Opening address

Paul Davey, Chief Executive, Waitomo District Council, PO Box 404, Te Kuiti, NZ

President, Michael Chalker; Conference Convenor, Peter Dimond and members of the organising committee; distinguished guests and delegates.

Fifteen years ago, in September 1985, Waitomo Caves hosted delegates of the Australasian Cave & Karst Management Association to this area. It is my real pleasure to again welcome conference delegates here to Waitomo today. I bring greetings and apologies from His Worship the Mayor, Wally Bain, who cannot be with you.

Fifteen years ago caves meant little to me - I was living in Hawkes Bay on the East Coast and Waitomo Caves was many miles away and did not feature in my understanding at all. In the four years since I have lived in the Waitomo District I have come to realise the importance of this area's cave and karst systems, both nationally and on an international scale.

Your attendance here for this conference provides clear evidence of the duty we all have to protect, preserve and promote these unique landforms. Thank you for that foresightedness and enthusiasm that you bring.

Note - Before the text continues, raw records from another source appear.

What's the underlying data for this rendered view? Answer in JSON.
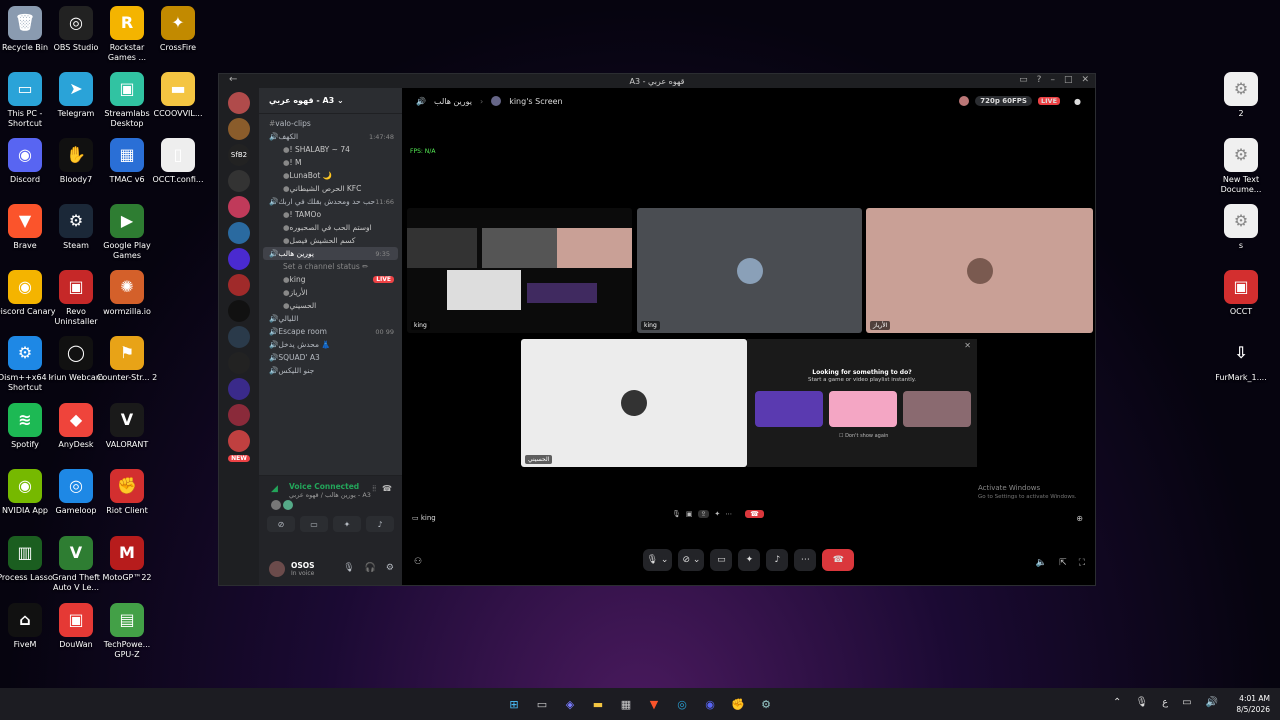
{
  "desktop_left": [
    {
      "label": "Recycle Bin",
      "icon": "recycle-bin-icon",
      "color": "#8a9bb0",
      "glyph": "🗑"
    },
    {
      "label": "OBS Studio",
      "icon": "obs-icon",
      "color": "#222",
      "glyph": "◎"
    },
    {
      "label": "Rockstar Games ...",
      "icon": "rockstar-icon",
      "color": "#f4b400",
      "glyph": "R"
    },
    {
      "label": "CrossFire",
      "icon": "crossfire-icon",
      "color": "#c28a00",
      "glyph": "✦"
    },
    {
      "label": "This PC - Shortcut",
      "icon": "this-pc-icon",
      "color": "#2aa3d8",
      "glyph": "▭"
    },
    {
      "label": "Telegram",
      "icon": "telegram-icon",
      "color": "#2aa3d8",
      "glyph": "➤"
    },
    {
      "label": "Streamlabs Desktop",
      "icon": "streamlabs-icon",
      "color": "#31c3a2",
      "glyph": "▣"
    },
    {
      "label": "CCOOVVIL...",
      "icon": "folder-icon",
      "color": "#f4c542",
      "glyph": "▬"
    },
    {
      "label": "Discord",
      "icon": "discord-icon",
      "color": "#5865f2",
      "glyph": "◉"
    },
    {
      "label": "Bloody7",
      "icon": "bloody-icon",
      "color": "#111",
      "glyph": "✋"
    },
    {
      "label": "TMAC v6",
      "icon": "tmac-icon",
      "color": "#2a6fd6",
      "glyph": "▦"
    },
    {
      "label": "OCCT.confi...",
      "icon": "file-icon",
      "color": "#eeeeee",
      "glyph": "▯"
    },
    {
      "label": "Brave",
      "icon": "brave-icon",
      "color": "#fb542b",
      "glyph": "▼"
    },
    {
      "label": "Steam",
      "icon": "steam-icon",
      "color": "#1b2838",
      "glyph": "⚙"
    },
    {
      "label": "Google Play Games",
      "icon": "google-play-icon",
      "color": "#2e7d32",
      "glyph": "▶"
    },
    {
      "label": "Discord Canary",
      "icon": "discord-canary-icon",
      "color": "#f4b400",
      "glyph": "◉"
    },
    {
      "label": "Revo Uninstaller",
      "icon": "revo-icon",
      "color": "#c62828",
      "glyph": "▣"
    },
    {
      "label": "wormzilla.io",
      "icon": "wormzilla-icon",
      "color": "#d4602a",
      "glyph": "✺"
    },
    {
      "label": "Dism++x64 - Shortcut",
      "icon": "dism-icon",
      "color": "#1e88e5",
      "glyph": "⚙"
    },
    {
      "label": "Iriun Webcam",
      "icon": "iriun-icon",
      "color": "#111",
      "glyph": "◯"
    },
    {
      "label": "Counter-Str... 2",
      "icon": "cs2-icon",
      "color": "#e8a317",
      "glyph": "⚑"
    },
    {
      "label": "Spotify",
      "icon": "spotify-icon",
      "color": "#1db954",
      "glyph": "≋"
    },
    {
      "label": "AnyDesk",
      "icon": "anydesk-icon",
      "color": "#ef443b",
      "glyph": "◆"
    },
    {
      "label": "VALORANT",
      "icon": "valorant-icon",
      "color": "#1a1a1a",
      "glyph": "V"
    },
    {
      "label": "NVIDIA App",
      "icon": "nvidia-icon",
      "color": "#76b900",
      "glyph": "◉"
    },
    {
      "label": "Gameloop",
      "icon": "gameloop-icon",
      "color": "#1e88e5",
      "glyph": "◎"
    },
    {
      "label": "Riot Client",
      "icon": "riot-icon",
      "color": "#d32f2f",
      "glyph": "✊"
    },
    {
      "label": "Process Lasso",
      "icon": "process-lasso-icon",
      "color": "#1b5e20",
      "glyph": "▥"
    },
    {
      "label": "Grand Theft Auto V Le...",
      "icon": "gta-icon",
      "color": "#2e7d32",
      "glyph": "V"
    },
    {
      "label": "MotoGP™22",
      "icon": "motogp-icon",
      "color": "#b71c1c",
      "glyph": "M"
    },
    {
      "label": "FiveM",
      "icon": "fivem-icon",
      "color": "#111",
      "glyph": "⌂"
    },
    {
      "label": "DouWan",
      "icon": "douwan-icon",
      "color": "#e53935",
      "glyph": "▣"
    },
    {
      "label": "TechPowe... GPU-Z",
      "icon": "gpuz-icon",
      "color": "#43a047",
      "glyph": "▤"
    }
  ],
  "desktop_right": [
    {
      "label": "2",
      "icon": "settings-file-icon"
    },
    {
      "label": "New Text Docume...",
      "icon": "settings-file-icon"
    },
    {
      "label": "s",
      "icon": "settings-file-icon"
    },
    {
      "label": "OCCT",
      "icon": "occt-icon"
    },
    {
      "label": "FurMark_1....",
      "icon": "download-icon"
    }
  ],
  "window": {
    "title": "A3 - قهوه عربي",
    "server_name": "قهوه عربي - A3",
    "channels": [
      {
        "type": "text",
        "name": "valo-clips"
      },
      {
        "type": "voice",
        "name": "الكهف",
        "meta": "1:47:48"
      },
      {
        "type": "user",
        "name": "! SHALABY ~ 74"
      },
      {
        "type": "user",
        "name": "! M"
      },
      {
        "type": "user",
        "name": "LunaBot 🌙"
      },
      {
        "type": "user",
        "name": "الحرص الشيطاني KFC"
      },
      {
        "type": "voice",
        "name": "حب حد ومحدش بقلك في اربك",
        "meta": "11:66"
      },
      {
        "type": "user",
        "name": "! TAMOo"
      },
      {
        "type": "user",
        "name": "اوستم الحب في الصحبوره"
      },
      {
        "type": "user",
        "name": "كسم الحشيش فيصل"
      },
      {
        "type": "voice-active",
        "name": "يورين هالب",
        "meta": "9:35"
      },
      {
        "type": "status",
        "name": "Set a channel status ✏"
      },
      {
        "type": "user-live",
        "name": "king",
        "live": "LIVE"
      },
      {
        "type": "user",
        "name": "الأرياز"
      },
      {
        "type": "user",
        "name": "الحسيني"
      },
      {
        "type": "voice",
        "name": "الليالي"
      },
      {
        "type": "voice",
        "name": "Escape room",
        "meta": "00 99"
      },
      {
        "type": "voice",
        "name": "محدش يدخل 👗"
      },
      {
        "type": "voice",
        "name": "SQUAD' A3"
      },
      {
        "type": "voice",
        "name": "جنو الليكس"
      }
    ],
    "voice_connected": "Voice Connected",
    "voice_channel": "يورين هالب / قهوه عربي - A3",
    "user": {
      "name": "OSOS",
      "status": "In voice"
    },
    "new_badge": "NEW",
    "stage": {
      "channel": "يورين هالب",
      "screen_label": "king's Screen",
      "quality": "720p 60FPS",
      "live": "LIVE",
      "fps_text": "FPS: N/A",
      "tiles": [
        {
          "name": "king"
        },
        {
          "name": "king"
        },
        {
          "name": "الأرياز"
        },
        {
          "name": "الحسيني"
        }
      ],
      "popup_title": "Looking for something to do?",
      "popup_sub": "Start a game or video playlist instantly.",
      "popup_check": "Don't show again",
      "activate": "Activate Windows",
      "activate_sub": "Go to Settings to activate Windows.",
      "king_label": "king"
    }
  },
  "taskbar": {
    "time": "4:01 AM",
    "date": "8/5/2026",
    "lang": "ع"
  }
}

We as a District Council also have a responsibility to ensure sympathetic zoning of the area and our District Plan ensures any ongoing development of the caves systems is tempered with a need to respect the sensitive structures that comprise the caves environment.

Show caves are a major tourist attraction - 450,000 per year through the Waitomo Caves attest to that. Commercially well-managed caves are a better proposition in my view than the uncontrolled use of wild caves. We must be aware though that the world is littered with failed tourist caves and we must learn from those failures.

Amenity Zoning of potentially commercial caves in our District is essential to ensure that conditions relating to sustainability development which is sympathetic to the environment are complied with. Of course the economic benefits of the cave and karst systems in Waitomo should not be underestimated. It may interest you to know that around $16.5m is the annual turnover in the Waitomo area associated with tourist related projects and there are 175 full time positions based on the Caves and their associated infrastructure.

We see our role as a District Council as a partner with the Waitomo Caves community and we recently funded a tourism development workshop for the Waitomo Caves area. This partnership must extend to an ongoing education programme to understand the potential of these fragile systems. We must plan for the future increase in tourism numbers that have been identified. This increase in the tourist stream must not, though, jeopardise the character of the cave systems. Knowing the people associated with the caving management and operations in Waitomo and having some appreciation of the qualifications of the delegates present at this conference, I am confident that the management of caving, in particular in Australia and New Zealand, is in good hands.

The conference convenor and his committee should be congratulated for the programme that they have prepared. It has much to commend it and I hope you all can contribute to the success of the conference and gain much from your involvement.

I extend to you all a warm welcome and I hope that you gain an appreciation of the beauty and uniqueness of the wider Waitomo District.

Let the conference begin!